● WHAT TO DO
Whatever the records contain, reproduce all of them exactly.

····················

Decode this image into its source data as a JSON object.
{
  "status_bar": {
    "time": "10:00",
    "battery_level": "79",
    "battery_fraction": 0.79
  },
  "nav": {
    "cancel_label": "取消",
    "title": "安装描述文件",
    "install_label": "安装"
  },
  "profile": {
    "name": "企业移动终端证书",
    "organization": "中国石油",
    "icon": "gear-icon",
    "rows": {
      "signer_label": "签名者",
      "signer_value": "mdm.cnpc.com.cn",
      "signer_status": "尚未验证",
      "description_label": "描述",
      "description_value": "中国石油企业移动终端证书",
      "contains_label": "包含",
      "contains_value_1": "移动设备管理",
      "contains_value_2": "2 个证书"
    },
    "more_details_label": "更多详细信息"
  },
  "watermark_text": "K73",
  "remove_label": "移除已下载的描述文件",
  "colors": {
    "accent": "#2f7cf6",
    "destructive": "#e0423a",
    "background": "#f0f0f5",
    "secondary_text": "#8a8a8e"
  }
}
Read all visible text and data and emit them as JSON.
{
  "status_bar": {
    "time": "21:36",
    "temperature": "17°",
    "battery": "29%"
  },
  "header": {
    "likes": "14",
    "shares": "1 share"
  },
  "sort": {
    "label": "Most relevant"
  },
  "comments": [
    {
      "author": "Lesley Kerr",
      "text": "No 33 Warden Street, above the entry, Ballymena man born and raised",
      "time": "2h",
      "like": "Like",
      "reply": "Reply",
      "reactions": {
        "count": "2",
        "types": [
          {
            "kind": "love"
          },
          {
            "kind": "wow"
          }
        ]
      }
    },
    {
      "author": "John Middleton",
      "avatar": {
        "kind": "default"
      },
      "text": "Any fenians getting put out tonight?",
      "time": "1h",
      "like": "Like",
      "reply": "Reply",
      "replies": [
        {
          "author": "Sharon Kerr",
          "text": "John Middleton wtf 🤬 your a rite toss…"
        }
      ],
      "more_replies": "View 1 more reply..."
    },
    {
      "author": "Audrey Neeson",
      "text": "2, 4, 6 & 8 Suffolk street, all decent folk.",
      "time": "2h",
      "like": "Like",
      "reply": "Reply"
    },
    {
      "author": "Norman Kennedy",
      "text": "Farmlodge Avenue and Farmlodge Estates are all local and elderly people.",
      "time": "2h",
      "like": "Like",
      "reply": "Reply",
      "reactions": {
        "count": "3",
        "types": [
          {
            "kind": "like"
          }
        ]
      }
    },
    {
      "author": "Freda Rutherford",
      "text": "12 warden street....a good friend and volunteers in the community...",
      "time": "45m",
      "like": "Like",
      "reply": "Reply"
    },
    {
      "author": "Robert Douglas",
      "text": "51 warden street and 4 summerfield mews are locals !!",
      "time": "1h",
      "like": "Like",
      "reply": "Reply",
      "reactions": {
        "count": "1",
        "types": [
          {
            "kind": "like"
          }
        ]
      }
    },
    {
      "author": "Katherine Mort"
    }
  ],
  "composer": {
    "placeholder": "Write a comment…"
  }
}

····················

● TASK OUTPUT
Decode this image into its source data as a JSON object.
{
  "status_bar": {
    "time": "10:00",
    "battery_level": "79",
    "battery_fraction": 0.79
  },
  "nav": {
    "cancel_label": "取消",
    "title": "安装描述文件",
    "install_label": "安装"
  },
  "profile": {
    "name": "企业移动终端证书",
    "organization": "中国石油",
    "icon": "gear-icon",
    "rows": {
      "signer_label": "签名者",
      "signer_value": "mdm.cnpc.com.cn",
      "signer_status": "尚未验证",
      "description_label": "描述",
      "description_value": "中国石油企业移动终端证书",
      "contains_label": "包含",
      "contains_value_1": "移动设备管理",
      "contains_value_2": "2 个证书"
    },
    "more_details_label": "更多详细信息"
  },
  "watermark_text": "K73",
  "remove_label": "移除已下载的描述文件",
  "colors": {
    "accent": "#2f7cf6",
    "destructive": "#e0423a",
    "background": "#f0f0f5",
    "secondary_text": "#8a8a8e"
  }
}
Read all visible text and data and emit them as JSON.
{
  "status_bar": {
    "time": "21:36",
    "temperature": "17°",
    "battery": "29%"
  },
  "header": {
    "likes": "14",
    "shares": "1 share"
  },
  "sort": {
    "label": "Most relevant"
  },
  "comments": [
    {
      "author": "Lesley Kerr",
      "text": "No 33 Warden Street, above the entry, Ballymena man born and raised",
      "time": "2h",
      "like": "Like",
      "reply": "Reply",
      "reactions": {
        "count": "2",
        "types": [
          {
            "kind": "love"
          },
          {
            "kind": "wow"
          }
        ]
      }
    },
    {
      "author": "John Middleton",
      "avatar": {
        "kind": "default"
      },
      "text": "Any fenians getting put out tonight?",
      "time": "1h",
      "like": "Like",
      "reply": "Reply",
      "replies": [
        {
          "author": "Sharon Kerr",
          "text": "John Middleton wtf 🤬 your a rite toss…"
        }
      ],
      "more_replies": "View 1 more reply..."
    },
    {
      "author": "Audrey Neeson",
      "text": "2, 4, 6 & 8 Suffolk street, all decent folk.",
      "time": "2h",
      "like": "Like",
      "reply": "Reply"
    },
    {
      "author": "Norman Kennedy",
      "text": "Farmlodge Avenue and Farmlodge Estates are all local and elderly people.",
      "time": "2h",
      "like": "Like",
      "reply": "Reply",
      "reactions": {
        "count": "3",
        "types": [
          {
            "kind": "like"
          }
        ]
      }
    },
    {
      "author": "Freda Rutherford",
      "text": "12 warden street....a good friend and volunteers in the community...",
      "time": "45m",
      "like": "Like",
      "reply": "Reply"
    },
    {
      "author": "Robert Douglas",
      "text": "51 warden street and 4 summerfield mews are locals !!",
      "time": "1h",
      "like": "Like",
      "reply": "Reply",
      "reactions": {
        "count": "1",
        "types": [
          {
            "kind": "like"
          }
        ]
      }
    },
    {
      "author": "Katherine Mort"
    }
  ],
  "composer": {
    "placeholder": "Write a comment…"
  }
}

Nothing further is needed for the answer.